It is possible to state that this theory supports Lyotard’s ideas and concepts. At present, feminist theory is based on the assumption that there is inequality which is maintained by the existing system. This is what Lyotard mentions in his famous book The Postmodern Condition: A Report on Knowledge. At that, supporters of feminist theory now exploit the notion of the knowledge in the contemporary society.
Knowledge is now seen as one of the ways to redistribute power and make women more empowered. The conflict theory has also been shaped to some extent. One of the major effects Lyotard (1979) has had on this theory can be traced in the terrain of the matter of the conflict. Thus, conflict theorists of the nineteenth century or early twentieth century claimed that societies struggled for resources.
However, the contemporary (or postmodern) conflict theorists claim that information is one of the major resources in the twenty-first century. They stress that knowledge is one of the most valuable resources in the era of information. It is also important to note that Lyotard’s ideas prove that the conflict theory is still influential. Thus, theorists still focus on the concept of the conflict which is one of the forces shaping the development of the society.
On the contrary, Lyotard (1979) proves that functionalist theory is declining. According to this theory the society is a system which strives for perfection, i.e. proper development of all its constituent parts. Nonetheless, major concepts of postmodernism refute this assumption. Lyotard (1979) proves that there can be no stability in the system.
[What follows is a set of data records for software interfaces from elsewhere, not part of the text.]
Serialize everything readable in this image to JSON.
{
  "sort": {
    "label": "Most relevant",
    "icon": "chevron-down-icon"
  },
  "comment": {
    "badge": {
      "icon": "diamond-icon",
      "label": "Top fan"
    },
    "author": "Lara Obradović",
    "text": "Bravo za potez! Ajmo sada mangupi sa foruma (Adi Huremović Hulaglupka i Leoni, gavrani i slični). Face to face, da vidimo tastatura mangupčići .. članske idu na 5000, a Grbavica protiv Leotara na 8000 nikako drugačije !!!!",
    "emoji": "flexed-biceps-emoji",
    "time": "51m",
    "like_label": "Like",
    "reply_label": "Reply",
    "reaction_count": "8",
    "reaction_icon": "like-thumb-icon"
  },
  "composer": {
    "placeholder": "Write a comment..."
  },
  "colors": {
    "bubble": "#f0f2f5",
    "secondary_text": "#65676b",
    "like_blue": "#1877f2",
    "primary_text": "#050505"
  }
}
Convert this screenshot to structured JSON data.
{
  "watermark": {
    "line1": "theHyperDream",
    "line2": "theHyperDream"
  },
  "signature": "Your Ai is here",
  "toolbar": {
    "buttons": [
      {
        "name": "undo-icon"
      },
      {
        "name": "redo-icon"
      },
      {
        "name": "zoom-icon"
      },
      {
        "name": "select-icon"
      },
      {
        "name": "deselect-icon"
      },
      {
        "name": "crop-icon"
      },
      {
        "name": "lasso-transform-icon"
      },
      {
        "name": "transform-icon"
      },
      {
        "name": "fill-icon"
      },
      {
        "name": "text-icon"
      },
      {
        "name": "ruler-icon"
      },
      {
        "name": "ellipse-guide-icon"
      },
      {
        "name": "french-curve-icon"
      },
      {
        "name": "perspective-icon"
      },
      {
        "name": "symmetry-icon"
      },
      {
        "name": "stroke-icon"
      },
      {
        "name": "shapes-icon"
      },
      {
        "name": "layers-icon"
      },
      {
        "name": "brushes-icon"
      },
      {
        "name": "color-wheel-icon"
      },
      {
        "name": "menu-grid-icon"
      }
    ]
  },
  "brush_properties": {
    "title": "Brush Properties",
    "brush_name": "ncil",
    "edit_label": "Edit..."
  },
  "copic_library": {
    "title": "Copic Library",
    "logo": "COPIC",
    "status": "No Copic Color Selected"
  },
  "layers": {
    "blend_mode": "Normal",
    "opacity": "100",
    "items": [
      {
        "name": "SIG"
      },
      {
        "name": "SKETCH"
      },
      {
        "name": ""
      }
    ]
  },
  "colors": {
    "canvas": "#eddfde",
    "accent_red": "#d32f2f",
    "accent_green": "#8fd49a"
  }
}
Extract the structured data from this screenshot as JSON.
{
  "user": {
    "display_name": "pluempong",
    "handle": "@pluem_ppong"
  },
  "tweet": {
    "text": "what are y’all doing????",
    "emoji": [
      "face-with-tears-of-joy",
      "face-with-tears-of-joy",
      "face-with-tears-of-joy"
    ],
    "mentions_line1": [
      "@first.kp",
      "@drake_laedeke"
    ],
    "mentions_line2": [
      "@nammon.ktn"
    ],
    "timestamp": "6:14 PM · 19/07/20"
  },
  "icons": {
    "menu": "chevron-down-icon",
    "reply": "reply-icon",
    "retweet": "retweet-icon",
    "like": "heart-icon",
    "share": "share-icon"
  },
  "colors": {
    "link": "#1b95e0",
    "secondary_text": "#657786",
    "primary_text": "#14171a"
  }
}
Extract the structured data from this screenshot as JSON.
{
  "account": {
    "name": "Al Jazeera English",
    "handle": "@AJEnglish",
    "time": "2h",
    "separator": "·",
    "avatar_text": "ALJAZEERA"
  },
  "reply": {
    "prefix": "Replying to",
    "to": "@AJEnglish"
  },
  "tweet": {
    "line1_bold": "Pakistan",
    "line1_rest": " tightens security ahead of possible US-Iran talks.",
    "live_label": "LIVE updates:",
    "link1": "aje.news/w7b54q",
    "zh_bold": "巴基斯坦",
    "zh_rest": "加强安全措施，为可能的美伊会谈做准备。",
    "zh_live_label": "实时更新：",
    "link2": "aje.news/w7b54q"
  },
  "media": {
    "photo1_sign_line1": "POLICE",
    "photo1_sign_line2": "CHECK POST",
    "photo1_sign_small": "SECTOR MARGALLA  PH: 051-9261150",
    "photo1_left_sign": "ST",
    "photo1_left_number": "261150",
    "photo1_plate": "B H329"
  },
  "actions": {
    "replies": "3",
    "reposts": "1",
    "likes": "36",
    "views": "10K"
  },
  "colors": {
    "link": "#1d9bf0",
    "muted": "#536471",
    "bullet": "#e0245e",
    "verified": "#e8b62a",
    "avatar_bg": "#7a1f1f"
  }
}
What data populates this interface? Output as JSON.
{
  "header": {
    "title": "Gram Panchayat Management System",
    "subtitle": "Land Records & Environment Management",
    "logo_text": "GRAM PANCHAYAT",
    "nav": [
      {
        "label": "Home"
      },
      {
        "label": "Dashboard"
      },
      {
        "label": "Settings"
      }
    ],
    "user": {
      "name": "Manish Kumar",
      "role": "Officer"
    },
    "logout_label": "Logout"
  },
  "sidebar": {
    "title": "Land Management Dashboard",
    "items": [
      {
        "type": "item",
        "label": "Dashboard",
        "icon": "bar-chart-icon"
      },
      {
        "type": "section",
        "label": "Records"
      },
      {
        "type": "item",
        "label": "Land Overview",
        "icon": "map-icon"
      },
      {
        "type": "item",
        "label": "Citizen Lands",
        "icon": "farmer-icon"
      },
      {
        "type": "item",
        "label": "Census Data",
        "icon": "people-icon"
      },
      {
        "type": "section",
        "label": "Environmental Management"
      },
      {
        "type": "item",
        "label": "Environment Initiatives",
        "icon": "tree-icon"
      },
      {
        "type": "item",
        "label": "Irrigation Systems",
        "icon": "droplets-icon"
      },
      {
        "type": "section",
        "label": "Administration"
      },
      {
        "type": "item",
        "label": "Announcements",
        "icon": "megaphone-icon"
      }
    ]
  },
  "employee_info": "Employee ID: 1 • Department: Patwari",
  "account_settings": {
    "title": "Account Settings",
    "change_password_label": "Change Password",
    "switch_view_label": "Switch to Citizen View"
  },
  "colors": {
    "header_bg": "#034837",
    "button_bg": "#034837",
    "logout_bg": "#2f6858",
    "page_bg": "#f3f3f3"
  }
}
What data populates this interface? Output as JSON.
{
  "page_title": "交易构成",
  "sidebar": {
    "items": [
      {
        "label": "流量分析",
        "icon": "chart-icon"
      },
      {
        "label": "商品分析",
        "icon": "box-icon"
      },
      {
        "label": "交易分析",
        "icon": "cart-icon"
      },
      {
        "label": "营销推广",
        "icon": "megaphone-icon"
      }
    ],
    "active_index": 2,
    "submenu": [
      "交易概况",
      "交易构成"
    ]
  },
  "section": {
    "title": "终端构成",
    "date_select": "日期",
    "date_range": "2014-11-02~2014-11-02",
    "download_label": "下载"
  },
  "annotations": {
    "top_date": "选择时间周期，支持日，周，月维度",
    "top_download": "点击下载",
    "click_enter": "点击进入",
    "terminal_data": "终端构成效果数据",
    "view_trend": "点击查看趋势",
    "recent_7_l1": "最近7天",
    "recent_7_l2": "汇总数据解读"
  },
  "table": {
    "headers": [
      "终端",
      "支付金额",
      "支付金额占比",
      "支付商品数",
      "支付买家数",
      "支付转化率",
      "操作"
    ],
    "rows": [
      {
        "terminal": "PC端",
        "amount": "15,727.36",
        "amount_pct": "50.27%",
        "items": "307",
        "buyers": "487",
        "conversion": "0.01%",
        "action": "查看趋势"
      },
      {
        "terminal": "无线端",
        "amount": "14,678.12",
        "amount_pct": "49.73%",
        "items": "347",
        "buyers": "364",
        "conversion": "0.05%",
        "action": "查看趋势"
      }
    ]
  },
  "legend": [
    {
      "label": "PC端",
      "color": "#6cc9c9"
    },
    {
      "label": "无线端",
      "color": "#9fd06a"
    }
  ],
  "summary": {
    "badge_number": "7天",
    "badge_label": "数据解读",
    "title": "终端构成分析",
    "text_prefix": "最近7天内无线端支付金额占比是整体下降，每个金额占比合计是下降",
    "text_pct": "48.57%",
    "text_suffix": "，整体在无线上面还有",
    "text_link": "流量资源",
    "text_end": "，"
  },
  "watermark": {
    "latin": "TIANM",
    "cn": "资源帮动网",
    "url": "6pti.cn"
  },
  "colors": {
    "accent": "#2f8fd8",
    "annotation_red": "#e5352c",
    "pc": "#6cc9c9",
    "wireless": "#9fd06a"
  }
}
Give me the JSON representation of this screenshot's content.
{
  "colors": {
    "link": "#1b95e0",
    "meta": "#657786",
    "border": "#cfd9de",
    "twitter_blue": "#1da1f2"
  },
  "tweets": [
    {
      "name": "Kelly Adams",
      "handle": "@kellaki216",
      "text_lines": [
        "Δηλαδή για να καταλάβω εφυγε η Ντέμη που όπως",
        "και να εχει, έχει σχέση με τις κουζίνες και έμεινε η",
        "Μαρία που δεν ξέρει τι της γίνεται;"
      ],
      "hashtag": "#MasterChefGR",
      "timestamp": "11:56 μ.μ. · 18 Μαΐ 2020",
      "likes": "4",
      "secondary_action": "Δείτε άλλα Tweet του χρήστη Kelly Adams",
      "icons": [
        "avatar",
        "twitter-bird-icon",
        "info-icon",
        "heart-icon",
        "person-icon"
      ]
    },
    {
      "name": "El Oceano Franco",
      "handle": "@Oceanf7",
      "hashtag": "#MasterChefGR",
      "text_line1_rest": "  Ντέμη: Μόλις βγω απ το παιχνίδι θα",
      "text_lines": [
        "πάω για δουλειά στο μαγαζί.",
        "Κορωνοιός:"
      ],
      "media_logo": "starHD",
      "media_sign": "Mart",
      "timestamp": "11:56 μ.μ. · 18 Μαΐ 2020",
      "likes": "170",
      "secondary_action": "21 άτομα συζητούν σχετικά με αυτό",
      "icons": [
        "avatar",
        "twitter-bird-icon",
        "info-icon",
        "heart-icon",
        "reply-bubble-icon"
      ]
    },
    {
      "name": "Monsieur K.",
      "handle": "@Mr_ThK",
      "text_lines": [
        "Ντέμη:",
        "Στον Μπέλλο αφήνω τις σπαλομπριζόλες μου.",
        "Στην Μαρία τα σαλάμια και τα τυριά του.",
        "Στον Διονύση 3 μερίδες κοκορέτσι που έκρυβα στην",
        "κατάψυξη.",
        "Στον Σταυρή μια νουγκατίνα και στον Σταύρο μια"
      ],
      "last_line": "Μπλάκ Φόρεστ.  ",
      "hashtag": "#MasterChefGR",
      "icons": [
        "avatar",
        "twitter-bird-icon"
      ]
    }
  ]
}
Therefore, there can be no way to make each part of the system develop proportionally. Abundance of data and chaotic nature of knowledge makes it impossible for the system to develop in a stable way. Plurality is associated with conflict of ideas and interests, which, in its turn, leads to disproportionate distribution of resources, i.e. disproportionate development of the society.
In conclusion, it is possible to note that Lyotard’s book The Postmodern Condition: A Report on Knowledge is one of the most influential works of postmodern era. The theorist outlined major trends which were apparent in the society of the twentieth century. He identified the structure and the role of knowledge in the society of the information era. According to Lyotard (1979), information is one of the major resources and the societies of the information era strive for control over this resource.
The theorist also unveils plurality of the contemporary society. Importantly Lyotard (1979) also stresses that abundance of information can have to implications. It can lead societies to totalitarian rule (which is always short-lived though) or it can lead to inexhaustible development. However, the author stresses that this development is possible if the information is available to everyone.
Importantly, the concepts provided by the author have had profound impact on the development of other theories of society. Lyotard (1979) justifies consistency of the conflict theory as he stresses that the conflict is an indispensible part of the development of the society. Feminist theory is also empowered as Lyotard (1979) reveals plurality of the world and the inequality within the contemporary societies.
Finally, the theorist undermines the functionalist theory. Lyotard (1979) proves that the theory is inconsistent as there is no stability in the society. It is also important to note that Lyotard’s ideas have already been justified by time. Thus, the society follows the pattern outlined by the theorist. Masses have almost unlimited access to information through the Internet. This helps the societies to cooperate and develop, i.e. find new ways to address existing issues.
Lyotard, JF 1979, The postmodern condition: a report on knowledge, Manchester University Press, Manchester, UK.